_Stored data_:
####################
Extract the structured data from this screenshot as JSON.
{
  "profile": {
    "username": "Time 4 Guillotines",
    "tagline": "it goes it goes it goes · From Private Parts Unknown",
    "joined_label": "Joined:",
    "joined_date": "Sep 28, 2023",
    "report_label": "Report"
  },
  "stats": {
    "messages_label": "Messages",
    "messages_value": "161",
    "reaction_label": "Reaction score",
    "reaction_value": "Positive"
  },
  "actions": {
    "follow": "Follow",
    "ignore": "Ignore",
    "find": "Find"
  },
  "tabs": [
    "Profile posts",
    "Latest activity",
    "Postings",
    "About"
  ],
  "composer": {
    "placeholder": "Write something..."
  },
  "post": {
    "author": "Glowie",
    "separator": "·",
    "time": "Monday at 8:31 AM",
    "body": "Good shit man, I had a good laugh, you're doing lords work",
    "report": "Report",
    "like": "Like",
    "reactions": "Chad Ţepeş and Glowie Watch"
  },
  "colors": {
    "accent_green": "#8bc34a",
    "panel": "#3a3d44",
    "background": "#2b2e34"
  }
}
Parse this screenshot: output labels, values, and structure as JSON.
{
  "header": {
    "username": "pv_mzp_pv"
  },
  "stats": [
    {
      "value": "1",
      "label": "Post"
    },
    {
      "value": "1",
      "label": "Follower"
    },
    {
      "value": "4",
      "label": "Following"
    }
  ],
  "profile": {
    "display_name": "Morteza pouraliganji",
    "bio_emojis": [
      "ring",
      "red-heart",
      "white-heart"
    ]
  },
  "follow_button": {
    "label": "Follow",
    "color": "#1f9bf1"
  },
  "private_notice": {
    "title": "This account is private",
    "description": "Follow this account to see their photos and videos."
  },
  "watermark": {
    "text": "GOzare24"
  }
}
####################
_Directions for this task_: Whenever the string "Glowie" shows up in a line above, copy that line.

_Output for this exercise_:
    "author": "Glowie",
    "reactions": "Chad Ţepeş and Glowie Watch"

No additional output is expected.